WHAT TO WORK ON:
Your response should contain every line from the data below that holds the string "Clichy".
[DATA RECORDS]
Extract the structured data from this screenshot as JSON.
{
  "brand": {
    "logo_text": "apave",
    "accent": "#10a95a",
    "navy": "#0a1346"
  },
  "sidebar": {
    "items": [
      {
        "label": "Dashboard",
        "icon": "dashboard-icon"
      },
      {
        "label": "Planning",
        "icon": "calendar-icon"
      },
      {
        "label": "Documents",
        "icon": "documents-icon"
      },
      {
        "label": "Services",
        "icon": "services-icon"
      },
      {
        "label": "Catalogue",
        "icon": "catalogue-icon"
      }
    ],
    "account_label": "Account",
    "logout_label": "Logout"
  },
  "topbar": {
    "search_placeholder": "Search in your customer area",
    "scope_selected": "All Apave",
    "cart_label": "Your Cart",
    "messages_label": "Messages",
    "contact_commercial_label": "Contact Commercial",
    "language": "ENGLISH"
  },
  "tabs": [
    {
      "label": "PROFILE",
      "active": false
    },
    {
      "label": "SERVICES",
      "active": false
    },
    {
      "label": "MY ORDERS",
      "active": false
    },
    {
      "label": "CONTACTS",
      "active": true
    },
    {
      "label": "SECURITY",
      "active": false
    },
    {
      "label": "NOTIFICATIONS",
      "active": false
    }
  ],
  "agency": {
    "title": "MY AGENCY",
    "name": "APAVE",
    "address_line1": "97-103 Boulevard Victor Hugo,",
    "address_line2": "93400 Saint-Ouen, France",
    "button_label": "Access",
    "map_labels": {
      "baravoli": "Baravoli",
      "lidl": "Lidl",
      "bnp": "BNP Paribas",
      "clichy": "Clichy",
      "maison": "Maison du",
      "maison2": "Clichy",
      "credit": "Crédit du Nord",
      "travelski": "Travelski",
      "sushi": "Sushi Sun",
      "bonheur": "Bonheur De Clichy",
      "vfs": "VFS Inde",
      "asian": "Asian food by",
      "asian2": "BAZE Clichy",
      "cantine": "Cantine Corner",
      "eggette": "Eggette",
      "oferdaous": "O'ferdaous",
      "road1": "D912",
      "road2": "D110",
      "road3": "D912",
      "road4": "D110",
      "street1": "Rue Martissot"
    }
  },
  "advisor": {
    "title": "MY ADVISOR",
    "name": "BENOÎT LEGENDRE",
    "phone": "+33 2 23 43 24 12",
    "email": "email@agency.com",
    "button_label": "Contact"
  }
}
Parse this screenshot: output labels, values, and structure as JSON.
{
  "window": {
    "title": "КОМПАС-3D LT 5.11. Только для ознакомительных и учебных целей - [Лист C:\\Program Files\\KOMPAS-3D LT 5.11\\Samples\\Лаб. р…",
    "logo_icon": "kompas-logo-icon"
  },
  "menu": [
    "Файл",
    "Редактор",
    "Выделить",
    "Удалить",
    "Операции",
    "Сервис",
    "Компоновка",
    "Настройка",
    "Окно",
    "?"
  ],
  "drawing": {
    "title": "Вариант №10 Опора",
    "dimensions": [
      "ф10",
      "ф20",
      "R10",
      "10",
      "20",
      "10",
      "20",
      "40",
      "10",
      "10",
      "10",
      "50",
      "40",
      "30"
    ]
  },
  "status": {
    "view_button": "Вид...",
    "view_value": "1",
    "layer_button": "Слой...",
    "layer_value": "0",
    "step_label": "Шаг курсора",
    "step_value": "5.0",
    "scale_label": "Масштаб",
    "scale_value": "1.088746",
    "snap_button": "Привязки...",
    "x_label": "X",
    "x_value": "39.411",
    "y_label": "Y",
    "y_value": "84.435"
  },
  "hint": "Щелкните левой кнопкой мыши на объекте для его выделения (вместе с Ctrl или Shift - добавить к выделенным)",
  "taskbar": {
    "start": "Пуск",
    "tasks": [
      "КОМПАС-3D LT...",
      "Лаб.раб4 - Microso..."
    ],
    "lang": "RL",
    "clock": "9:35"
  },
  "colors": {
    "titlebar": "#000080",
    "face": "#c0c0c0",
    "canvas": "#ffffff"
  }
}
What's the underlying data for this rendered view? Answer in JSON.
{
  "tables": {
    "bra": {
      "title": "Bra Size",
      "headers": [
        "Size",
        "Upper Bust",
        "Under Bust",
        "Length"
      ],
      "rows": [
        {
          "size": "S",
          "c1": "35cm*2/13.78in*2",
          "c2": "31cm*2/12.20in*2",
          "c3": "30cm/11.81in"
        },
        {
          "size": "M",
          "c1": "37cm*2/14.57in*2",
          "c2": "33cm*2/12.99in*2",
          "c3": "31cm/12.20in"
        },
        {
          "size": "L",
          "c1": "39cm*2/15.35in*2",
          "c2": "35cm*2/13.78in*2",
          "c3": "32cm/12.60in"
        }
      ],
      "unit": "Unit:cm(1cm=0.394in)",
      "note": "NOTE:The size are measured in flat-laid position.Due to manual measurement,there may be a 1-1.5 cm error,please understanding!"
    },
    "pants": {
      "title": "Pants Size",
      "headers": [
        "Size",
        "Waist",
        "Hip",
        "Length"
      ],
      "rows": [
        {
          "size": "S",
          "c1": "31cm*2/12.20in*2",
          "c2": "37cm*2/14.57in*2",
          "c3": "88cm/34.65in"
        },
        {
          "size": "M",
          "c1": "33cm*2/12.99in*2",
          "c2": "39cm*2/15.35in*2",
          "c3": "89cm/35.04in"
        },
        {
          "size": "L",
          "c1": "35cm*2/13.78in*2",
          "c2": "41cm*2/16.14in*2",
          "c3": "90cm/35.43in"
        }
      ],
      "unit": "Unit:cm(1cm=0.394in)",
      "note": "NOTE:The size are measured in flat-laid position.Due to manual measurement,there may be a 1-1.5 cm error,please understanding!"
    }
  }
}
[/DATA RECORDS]
EXERCISE RESULT:
      "clichy": "Clichy",
      "maison2": "Clichy",
      "bonheur": "Bonheur De Clichy",
      "asian2": "BAZE Clichy",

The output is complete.